> _PROBLEM STATEMENT_:
The data beneath this task has to be reprinted character for character.
RECORD EXCERPTS START
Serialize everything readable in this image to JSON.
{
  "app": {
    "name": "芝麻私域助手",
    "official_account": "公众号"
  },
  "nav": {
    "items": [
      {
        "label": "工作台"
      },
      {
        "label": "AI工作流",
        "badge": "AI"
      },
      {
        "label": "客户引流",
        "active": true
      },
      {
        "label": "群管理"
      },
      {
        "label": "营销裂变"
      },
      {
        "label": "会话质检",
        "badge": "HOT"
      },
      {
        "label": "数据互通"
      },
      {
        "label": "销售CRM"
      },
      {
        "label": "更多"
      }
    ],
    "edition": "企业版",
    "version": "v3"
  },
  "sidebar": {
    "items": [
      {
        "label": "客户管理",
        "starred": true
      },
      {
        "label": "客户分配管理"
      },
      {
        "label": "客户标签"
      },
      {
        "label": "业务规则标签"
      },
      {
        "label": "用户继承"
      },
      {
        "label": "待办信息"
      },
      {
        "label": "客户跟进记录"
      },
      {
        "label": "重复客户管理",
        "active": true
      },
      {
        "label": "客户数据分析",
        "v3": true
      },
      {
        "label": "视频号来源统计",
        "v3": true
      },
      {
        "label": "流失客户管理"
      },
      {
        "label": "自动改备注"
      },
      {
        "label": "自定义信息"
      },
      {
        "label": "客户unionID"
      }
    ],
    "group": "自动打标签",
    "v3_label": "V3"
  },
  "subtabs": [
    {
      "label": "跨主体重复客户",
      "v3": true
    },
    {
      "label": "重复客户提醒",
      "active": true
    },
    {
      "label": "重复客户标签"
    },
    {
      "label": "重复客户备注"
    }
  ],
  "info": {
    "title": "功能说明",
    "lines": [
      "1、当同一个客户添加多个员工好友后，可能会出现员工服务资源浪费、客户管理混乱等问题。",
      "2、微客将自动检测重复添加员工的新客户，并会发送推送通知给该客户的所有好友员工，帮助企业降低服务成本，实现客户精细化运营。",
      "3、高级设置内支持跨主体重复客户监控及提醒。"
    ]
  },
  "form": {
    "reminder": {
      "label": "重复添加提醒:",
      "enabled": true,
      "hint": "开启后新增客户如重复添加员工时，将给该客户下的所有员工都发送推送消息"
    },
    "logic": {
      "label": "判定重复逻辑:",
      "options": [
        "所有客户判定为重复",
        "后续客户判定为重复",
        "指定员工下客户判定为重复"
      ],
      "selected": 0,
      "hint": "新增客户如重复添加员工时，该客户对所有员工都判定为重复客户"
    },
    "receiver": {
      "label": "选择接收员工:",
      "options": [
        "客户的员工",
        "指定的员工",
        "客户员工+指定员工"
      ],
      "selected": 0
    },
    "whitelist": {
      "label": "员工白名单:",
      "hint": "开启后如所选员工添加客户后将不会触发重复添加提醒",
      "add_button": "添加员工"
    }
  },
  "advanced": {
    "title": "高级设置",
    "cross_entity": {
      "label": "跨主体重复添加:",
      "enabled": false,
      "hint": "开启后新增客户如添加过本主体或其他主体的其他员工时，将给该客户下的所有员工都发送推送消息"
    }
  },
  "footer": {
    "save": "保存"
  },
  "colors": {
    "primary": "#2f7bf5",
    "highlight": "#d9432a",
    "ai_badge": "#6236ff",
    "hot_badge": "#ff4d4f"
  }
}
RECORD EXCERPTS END
> _RESULT_:
Serialize everything readable in this image to JSON.
{
  "app": {
    "name": "芝麻私域助手",
    "official_account": "公众号"
  },
  "nav": {
    "items": [
      {
        "label": "工作台"
      },
      {
        "label": "AI工作流",
        "badge": "AI"
      },
      {
        "label": "客户引流",
        "active": true
      },
      {
        "label": "群管理"
      },
      {
        "label": "营销裂变"
      },
      {
        "label": "会话质检",
        "badge": "HOT"
      },
      {
        "label": "数据互通"
      },
      {
        "label": "销售CRM"
      },
      {
        "label": "更多"
      }
    ],
    "edition": "企业版",
    "version": "v3"
  },
  "sidebar": {
    "items": [
      {
        "label": "客户管理",
        "starred": true
      },
      {
        "label": "客户分配管理"
      },
      {
        "label": "客户标签"
      },
      {
        "label": "业务规则标签"
      },
      {
        "label": "用户继承"
      },
      {
        "label": "待办信息"
      },
      {
        "label": "客户跟进记录"
      },
      {
        "label": "重复客户管理",
        "active": true
      },
      {
        "label": "客户数据分析",
        "v3": true
      },
      {
        "label": "视频号来源统计",
        "v3": true
      },
      {
        "label": "流失客户管理"
      },
      {
        "label": "自动改备注"
      },
      {
        "label": "自定义信息"
      },
      {
        "label": "客户unionID"
      }
    ],
    "group": "自动打标签",
    "v3_label": "V3"
  },
  "subtabs": [
    {
      "label": "跨主体重复客户",
      "v3": true
    },
    {
      "label": "重复客户提醒",
      "active": true
    },
    {
      "label": "重复客户标签"
    },
    {
      "label": "重复客户备注"
    }
  ],
  "info": {
    "title": "功能说明",
    "lines": [
      "1、当同一个客户添加多个员工好友后，可能会出现员工服务资源浪费、客户管理混乱等问题。",
      "2、微客将自动检测重复添加员工的新客户，并会发送推送通知给该客户的所有好友员工，帮助企业降低服务成本，实现客户精细化运营。",
      "3、高级设置内支持跨主体重复客户监控及提醒。"
    ]
  },
  "form": {
    "reminder": {
      "label": "重复添加提醒:",
      "enabled": true,
      "hint": "开启后新增客户如重复添加员工时，将给该客户下的所有员工都发送推送消息"
    },
    "logic": {
      "label": "判定重复逻辑:",
      "options": [
        "所有客户判定为重复",
        "后续客户判定为重复",
        "指定员工下客户判定为重复"
      ],
      "selected": 0,
      "hint": "新增客户如重复添加员工时，该客户对所有员工都判定为重复客户"
    },
    "receiver": {
      "label": "选择接收员工:",
      "options": [
        "客户的员工",
        "指定的员工",
        "客户员工+指定员工"
      ],
      "selected": 0
    },
    "whitelist": {
      "label": "员工白名单:",
      "hint": "开启后如所选员工添加客户后将不会触发重复添加提醒",
      "add_button": "添加员工"
    }
  },
  "advanced": {
    "title": "高级设置",
    "cross_entity": {
      "label": "跨主体重复添加:",
      "enabled": false,
      "hint": "开启后新增客户如添加过本主体或其他主体的其他员工时，将给该客户下的所有员工都发送推送消息"
    }
  },
  "footer": {
    "save": "保存"
  },
  "colors": {
    "primary": "#2f7bf5",
    "highlight": "#d9432a",
    "ai_badge": "#6236ff",
    "hot_badge": "#ff4d4f"
  }
}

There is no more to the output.